Thanks for affirming my impressions. I chose a firm with lower leverage and loved my experience. They've conducted few layoffs, most people know each other and the associates report that they get quality work. Maybe I'm missing something, but I've always wondered why anyone would go to a highly leveraged firm over one with less leverage. I suppose the bonuses are often better, but where most people don't stick around for more than 3 years, it seems shortsighted.

spondee
Posts: 462
Joined: Thu Feb 19, 2009 6:53 pm

Re: Thoughts on strong OCI candidates bidding Latham-like firms?

Postby spondee » Mon Jul 19, 2010 10:49 am

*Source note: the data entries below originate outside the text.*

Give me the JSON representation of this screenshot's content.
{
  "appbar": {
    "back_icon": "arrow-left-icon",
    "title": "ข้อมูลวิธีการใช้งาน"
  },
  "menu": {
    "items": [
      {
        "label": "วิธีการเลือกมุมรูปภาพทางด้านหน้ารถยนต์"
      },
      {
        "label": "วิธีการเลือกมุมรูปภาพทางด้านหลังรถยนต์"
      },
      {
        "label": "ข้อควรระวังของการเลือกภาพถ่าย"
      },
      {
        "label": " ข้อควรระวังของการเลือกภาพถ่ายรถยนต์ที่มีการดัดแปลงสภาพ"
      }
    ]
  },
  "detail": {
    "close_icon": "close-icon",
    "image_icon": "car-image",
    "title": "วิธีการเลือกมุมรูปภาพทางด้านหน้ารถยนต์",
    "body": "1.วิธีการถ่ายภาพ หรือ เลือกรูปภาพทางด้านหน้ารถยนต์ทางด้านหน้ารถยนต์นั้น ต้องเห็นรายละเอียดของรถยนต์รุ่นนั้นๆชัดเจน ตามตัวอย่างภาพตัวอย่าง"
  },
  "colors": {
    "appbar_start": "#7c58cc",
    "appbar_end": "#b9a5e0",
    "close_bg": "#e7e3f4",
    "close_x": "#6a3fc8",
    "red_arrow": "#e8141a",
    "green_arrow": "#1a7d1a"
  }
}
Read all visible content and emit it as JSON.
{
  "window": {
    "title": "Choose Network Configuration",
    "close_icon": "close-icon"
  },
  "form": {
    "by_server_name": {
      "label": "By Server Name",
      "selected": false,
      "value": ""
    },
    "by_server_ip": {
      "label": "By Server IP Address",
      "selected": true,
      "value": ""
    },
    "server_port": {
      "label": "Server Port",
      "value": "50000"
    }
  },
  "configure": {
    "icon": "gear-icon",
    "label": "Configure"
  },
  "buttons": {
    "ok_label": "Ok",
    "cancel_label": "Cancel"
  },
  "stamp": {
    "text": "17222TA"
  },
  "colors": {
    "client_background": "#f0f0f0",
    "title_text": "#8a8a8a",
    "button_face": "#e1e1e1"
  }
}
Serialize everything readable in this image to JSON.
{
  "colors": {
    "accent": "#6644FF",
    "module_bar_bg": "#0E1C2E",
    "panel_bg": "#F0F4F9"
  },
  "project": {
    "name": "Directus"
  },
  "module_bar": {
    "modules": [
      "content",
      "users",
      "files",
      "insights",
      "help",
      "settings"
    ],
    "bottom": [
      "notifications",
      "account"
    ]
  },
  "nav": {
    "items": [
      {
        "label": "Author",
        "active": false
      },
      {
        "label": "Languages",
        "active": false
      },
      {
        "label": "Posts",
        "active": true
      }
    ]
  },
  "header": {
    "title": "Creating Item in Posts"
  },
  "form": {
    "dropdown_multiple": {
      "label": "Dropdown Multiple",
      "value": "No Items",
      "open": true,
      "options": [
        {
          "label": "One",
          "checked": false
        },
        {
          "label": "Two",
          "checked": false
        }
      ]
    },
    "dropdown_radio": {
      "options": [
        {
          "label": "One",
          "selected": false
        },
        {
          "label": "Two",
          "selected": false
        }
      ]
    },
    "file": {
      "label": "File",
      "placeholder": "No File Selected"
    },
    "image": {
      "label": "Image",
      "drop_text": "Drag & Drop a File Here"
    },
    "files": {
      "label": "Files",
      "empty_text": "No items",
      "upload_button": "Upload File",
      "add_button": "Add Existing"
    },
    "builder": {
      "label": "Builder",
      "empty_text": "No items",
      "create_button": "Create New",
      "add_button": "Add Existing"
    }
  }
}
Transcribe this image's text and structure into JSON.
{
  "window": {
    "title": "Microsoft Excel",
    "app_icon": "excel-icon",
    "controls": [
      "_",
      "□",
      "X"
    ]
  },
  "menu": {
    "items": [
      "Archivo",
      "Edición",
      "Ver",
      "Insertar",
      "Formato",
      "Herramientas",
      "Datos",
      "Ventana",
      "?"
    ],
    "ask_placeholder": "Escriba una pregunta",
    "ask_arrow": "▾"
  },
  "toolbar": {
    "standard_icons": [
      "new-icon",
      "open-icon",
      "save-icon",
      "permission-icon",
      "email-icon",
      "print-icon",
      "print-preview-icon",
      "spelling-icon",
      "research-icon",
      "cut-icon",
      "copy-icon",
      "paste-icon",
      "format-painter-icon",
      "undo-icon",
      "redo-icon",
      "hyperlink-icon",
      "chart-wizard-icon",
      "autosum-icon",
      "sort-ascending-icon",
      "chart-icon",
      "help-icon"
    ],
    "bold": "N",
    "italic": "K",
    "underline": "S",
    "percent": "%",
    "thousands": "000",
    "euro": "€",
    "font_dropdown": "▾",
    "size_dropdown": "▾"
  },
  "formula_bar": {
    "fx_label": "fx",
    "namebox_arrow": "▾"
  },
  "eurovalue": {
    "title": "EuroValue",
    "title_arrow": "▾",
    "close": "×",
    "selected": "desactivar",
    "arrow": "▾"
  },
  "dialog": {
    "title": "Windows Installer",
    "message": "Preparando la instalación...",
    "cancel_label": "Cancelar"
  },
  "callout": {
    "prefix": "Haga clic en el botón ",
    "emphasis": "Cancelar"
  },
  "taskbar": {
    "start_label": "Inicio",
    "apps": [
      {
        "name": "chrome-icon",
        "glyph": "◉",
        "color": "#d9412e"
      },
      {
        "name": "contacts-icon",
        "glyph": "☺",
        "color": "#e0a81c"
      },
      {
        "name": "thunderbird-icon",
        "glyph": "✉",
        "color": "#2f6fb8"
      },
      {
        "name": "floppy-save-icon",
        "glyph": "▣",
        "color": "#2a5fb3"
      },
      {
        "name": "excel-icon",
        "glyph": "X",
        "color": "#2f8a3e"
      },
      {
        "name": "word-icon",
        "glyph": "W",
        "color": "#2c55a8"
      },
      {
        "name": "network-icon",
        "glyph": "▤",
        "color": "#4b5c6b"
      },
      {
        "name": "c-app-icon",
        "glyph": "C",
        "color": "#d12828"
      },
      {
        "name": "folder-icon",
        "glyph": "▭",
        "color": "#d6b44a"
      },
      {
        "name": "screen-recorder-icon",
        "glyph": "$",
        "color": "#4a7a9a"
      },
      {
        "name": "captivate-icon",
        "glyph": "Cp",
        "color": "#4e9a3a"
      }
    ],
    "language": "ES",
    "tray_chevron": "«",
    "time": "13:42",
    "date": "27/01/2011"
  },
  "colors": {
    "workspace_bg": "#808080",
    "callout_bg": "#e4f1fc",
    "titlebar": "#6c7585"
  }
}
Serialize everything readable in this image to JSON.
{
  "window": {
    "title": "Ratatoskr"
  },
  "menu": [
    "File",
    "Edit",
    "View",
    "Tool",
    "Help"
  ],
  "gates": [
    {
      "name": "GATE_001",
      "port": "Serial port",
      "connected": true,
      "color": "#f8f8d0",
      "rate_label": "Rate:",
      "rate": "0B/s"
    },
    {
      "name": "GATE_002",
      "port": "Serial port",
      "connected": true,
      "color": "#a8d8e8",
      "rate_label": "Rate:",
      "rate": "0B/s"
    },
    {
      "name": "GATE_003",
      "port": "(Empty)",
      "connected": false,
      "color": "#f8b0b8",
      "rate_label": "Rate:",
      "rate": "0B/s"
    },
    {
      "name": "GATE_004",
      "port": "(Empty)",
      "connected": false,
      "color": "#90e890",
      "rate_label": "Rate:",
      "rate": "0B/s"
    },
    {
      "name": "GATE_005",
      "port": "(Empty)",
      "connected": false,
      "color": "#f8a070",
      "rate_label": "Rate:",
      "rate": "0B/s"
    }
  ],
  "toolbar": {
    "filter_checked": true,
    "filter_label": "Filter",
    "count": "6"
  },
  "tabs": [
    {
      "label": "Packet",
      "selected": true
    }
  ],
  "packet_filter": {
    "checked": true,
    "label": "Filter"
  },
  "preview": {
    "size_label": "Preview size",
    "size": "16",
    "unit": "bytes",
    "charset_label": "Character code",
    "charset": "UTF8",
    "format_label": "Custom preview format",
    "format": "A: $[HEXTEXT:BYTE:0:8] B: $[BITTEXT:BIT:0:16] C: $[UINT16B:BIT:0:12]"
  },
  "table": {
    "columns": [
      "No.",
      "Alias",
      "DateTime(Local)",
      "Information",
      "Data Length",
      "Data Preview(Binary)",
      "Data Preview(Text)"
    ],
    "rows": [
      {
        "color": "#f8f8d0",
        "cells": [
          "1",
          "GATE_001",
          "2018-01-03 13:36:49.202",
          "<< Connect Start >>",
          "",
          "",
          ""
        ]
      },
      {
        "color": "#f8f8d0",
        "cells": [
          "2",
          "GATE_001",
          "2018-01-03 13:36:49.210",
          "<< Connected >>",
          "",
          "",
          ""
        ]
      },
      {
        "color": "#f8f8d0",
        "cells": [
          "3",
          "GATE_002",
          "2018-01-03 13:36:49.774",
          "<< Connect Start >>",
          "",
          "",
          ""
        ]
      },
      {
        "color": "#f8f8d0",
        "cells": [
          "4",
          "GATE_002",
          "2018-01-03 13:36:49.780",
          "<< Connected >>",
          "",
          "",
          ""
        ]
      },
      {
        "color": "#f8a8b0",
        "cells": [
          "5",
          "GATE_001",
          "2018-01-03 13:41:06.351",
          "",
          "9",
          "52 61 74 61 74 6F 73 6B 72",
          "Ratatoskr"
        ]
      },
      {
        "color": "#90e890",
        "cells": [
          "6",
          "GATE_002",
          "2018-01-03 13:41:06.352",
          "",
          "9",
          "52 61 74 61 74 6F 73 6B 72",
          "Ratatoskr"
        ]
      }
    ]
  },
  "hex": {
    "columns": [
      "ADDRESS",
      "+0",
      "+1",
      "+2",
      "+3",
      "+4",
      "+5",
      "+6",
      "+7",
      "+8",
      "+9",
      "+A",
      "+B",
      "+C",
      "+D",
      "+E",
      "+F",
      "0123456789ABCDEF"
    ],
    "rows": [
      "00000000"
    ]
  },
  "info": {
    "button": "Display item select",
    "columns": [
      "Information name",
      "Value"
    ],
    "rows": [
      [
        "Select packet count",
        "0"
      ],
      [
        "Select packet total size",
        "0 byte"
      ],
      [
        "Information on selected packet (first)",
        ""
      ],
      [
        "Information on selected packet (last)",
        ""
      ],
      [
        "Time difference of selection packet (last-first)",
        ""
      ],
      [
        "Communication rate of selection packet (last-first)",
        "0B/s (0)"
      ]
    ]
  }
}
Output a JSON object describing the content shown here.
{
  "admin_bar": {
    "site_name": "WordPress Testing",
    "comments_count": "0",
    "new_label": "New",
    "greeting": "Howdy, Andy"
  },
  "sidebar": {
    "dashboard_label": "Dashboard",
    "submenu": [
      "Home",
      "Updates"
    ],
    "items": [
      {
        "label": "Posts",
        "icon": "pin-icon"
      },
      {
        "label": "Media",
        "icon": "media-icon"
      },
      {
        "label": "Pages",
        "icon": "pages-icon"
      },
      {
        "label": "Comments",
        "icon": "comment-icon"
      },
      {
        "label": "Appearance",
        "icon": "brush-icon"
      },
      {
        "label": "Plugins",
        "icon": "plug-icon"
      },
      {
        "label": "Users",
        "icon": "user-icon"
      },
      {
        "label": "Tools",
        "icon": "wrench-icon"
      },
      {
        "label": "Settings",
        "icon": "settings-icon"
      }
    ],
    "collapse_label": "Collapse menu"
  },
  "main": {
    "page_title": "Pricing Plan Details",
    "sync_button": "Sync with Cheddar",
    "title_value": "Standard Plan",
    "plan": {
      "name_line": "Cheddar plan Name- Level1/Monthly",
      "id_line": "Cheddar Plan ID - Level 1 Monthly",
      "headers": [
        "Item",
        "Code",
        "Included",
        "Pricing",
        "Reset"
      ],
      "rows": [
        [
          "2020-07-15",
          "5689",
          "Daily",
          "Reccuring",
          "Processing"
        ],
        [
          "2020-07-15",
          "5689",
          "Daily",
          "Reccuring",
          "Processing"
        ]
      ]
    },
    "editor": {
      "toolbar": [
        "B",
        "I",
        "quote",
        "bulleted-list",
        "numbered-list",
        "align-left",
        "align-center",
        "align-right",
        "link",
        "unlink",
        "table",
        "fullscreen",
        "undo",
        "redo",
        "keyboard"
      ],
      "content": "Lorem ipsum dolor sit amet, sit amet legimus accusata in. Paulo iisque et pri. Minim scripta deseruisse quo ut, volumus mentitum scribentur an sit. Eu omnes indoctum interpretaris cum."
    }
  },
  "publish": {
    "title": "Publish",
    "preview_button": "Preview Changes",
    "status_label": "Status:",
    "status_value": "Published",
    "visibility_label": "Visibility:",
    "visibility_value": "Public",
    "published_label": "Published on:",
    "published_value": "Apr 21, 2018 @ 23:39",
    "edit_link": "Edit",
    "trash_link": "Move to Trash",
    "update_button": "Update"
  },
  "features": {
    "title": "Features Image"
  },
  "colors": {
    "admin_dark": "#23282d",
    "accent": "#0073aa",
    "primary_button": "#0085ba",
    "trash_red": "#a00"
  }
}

Anonymous User wrote:Thanks for affirming my impressions. I chose a firm with lower leverage and loved my experience. They've conducted few layoffs, most people know each other and the associates report that they get quality work. Maybe I'm missing something, but I've always wondered why anyone would go to a highly leveraged firm over one with less leverage. I suppose the bonuses are often better, but where most people don't stick around for more than 3 years, it seems shortsighted.


Probably a dumb question - as I go through OCI, how can I tell how leveraged a firm is?

Person
Posts: 105
Joined: Sat Jul 03, 2010 1:36 am

Re: Thoughts on strong OCI candidates bidding Latham-like firms?

Postby Person » Mon Jul 19, 2010 12:36 pm

spondee wrote:
Anonymous User wrote:Thanks for affirming my impressions. I chose a firm with lower leverage and loved my experience. They've conducted few layoffs, most people know each other and the associates report that they get quality work. Maybe I'm missing something, but I've always wondered why anyone would go to a highly leveraged firm over one with less leverage. I suppose the bonuses are often better, but where most people don't stick around for more than 3 years, it seems shortsighted.


Probably a dumb question - as I go through OCI, how can I tell how leveraged a firm is?


Go to NALP. That tells you how many associates are at the firm and how many partners. While this is not a fine grained analysis, showing different types of partners, etc., it is a reasonable guide I imagine.

They also break it down by practice group, so you can see how many litigation partners there are and how many litigation associates--be careful though because people can be active in multiple practice areas. So, for example, there might be 10 real estate partners and 10 real estate associates, but five of those partners spend a lot of their time on something else too, so it is not really a 1-1 leverage structure.

In my opinion, as far as quantitative factors go, once you know how much they pay associates (to get some idea of the 'quality' of the firm) the number of lawyers at the office and the leverage structure are the two most telling statistics you can know about a firm.




Return to “Legal Employment”

Who is online

The online users are hidden on this forum.